## Work instructions
Copy out the records that appear below, exactly as each one reads.

## Data records for software interfaces
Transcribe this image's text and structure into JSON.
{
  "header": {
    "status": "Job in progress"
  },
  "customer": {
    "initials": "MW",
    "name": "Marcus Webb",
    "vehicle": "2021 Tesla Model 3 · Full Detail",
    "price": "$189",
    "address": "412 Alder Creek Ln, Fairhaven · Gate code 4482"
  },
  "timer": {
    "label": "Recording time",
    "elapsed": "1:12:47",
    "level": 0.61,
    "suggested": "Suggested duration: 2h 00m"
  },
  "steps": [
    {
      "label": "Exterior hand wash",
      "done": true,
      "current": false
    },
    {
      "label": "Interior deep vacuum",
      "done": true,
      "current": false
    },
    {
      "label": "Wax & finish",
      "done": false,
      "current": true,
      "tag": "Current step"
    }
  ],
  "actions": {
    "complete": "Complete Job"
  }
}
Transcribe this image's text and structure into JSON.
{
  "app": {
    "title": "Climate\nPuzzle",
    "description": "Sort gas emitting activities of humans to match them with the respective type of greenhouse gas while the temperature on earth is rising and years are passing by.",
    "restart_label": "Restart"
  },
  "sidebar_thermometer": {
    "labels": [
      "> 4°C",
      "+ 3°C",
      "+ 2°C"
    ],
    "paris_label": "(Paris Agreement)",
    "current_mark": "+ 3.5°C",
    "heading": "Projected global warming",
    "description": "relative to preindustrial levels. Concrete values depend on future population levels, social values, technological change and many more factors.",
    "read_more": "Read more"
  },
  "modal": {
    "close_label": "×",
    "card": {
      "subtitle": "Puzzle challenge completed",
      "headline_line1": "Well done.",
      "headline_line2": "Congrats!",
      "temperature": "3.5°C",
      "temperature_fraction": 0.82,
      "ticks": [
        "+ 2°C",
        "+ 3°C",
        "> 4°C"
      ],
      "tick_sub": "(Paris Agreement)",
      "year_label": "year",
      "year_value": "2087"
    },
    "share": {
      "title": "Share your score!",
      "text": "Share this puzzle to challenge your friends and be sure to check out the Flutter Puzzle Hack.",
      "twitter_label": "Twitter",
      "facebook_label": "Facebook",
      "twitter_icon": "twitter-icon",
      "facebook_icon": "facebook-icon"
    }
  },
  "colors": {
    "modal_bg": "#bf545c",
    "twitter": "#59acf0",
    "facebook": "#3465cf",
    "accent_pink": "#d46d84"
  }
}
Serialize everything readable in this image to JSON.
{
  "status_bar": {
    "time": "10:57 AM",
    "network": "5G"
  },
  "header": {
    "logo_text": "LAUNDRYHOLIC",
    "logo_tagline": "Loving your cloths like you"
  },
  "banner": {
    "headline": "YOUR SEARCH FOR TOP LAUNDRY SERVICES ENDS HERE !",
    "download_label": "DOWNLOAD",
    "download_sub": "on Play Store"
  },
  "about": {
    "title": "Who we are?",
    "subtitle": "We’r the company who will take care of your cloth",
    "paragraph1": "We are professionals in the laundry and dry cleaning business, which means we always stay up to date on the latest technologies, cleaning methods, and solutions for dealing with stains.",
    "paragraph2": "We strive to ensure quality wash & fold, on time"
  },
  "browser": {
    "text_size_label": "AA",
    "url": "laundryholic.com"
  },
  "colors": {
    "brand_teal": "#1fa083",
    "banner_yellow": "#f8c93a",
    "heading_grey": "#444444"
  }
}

## Result
Transcribe this image's text and structure into JSON.
{
  "header": {
    "status": "Job in progress"
  },
  "customer": {
    "initials": "MW",
    "name": "Marcus Webb",
    "vehicle": "2021 Tesla Model 3 · Full Detail",
    "price": "$189",
    "address": "412 Alder Creek Ln, Fairhaven · Gate code 4482"
  },
  "timer": {
    "label": "Recording time",
    "elapsed": "1:12:47",
    "level": 0.61,
    "suggested": "Suggested duration: 2h 00m"
  },
  "steps": [
    {
      "label": "Exterior hand wash",
      "done": true,
      "current": false
    },
    {
      "label": "Interior deep vacuum",
      "done": true,
      "current": false
    },
    {
      "label": "Wax & finish",
      "done": false,
      "current": true,
      "tag": "Current step"
    }
  ],
  "actions": {
    "complete": "Complete Job"
  }
}
Transcribe this image's text and structure into JSON.
{
  "app": {
    "title": "Climate\nPuzzle",
    "description": "Sort gas emitting activities of humans to match them with the respective type of greenhouse gas while the temperature on earth is rising and years are passing by.",
    "restart_label": "Restart"
  },
  "sidebar_thermometer": {
    "labels": [
      "> 4°C",
      "+ 3°C",
      "+ 2°C"
    ],
    "paris_label": "(Paris Agreement)",
    "current_mark": "+ 3.5°C",
    "heading": "Projected global warming",
    "description": "relative to preindustrial levels. Concrete values depend on future population levels, social values, technological change and many more factors.",
    "read_more": "Read more"
  },
  "modal": {
    "close_label": "×",
    "card": {
      "subtitle": "Puzzle challenge completed",
      "headline_line1": "Well done.",
      "headline_line2": "Congrats!",
      "temperature": "3.5°C",
      "temperature_fraction": 0.82,
      "ticks": [
        "+ 2°C",
        "+ 3°C",
        "> 4°C"
      ],
      "tick_sub": "(Paris Agreement)",
      "year_label": "year",
      "year_value": "2087"
    },
    "share": {
      "title": "Share your score!",
      "text": "Share this puzzle to challenge your friends and be sure to check out the Flutter Puzzle Hack.",
      "twitter_label": "Twitter",
      "facebook_label": "Facebook",
      "twitter_icon": "twitter-icon",
      "facebook_icon": "facebook-icon"
    }
  },
  "colors": {
    "modal_bg": "#bf545c",
    "twitter": "#59acf0",
    "facebook": "#3465cf",
    "accent_pink": "#d46d84"
  }
}
Serialize everything readable in this image to JSON.
{
  "status_bar": {
    "time": "10:57 AM",
    "network": "5G"
  },
  "header": {
    "logo_text": "LAUNDRYHOLIC",
    "logo_tagline": "Loving your cloths like you"
  },
  "banner": {
    "headline": "YOUR SEARCH FOR TOP LAUNDRY SERVICES ENDS HERE !",
    "download_label": "DOWNLOAD",
    "download_sub": "on Play Store"
  },
  "about": {
    "title": "Who we are?",
    "subtitle": "We’r the company who will take care of your cloth",
    "paragraph1": "We are professionals in the laundry and dry cleaning business, which means we always stay up to date on the latest technologies, cleaning methods, and solutions for dealing with stains.",
    "paragraph2": "We strive to ensure quality wash & fold, on time"
  },
  "browser": {
    "text_size_label": "AA",
    "url": "laundryholic.com"
  },
  "colors": {
    "brand_teal": "#1fa083",
    "banner_yellow": "#f8c93a",
    "heading_grey": "#444444"
  }
}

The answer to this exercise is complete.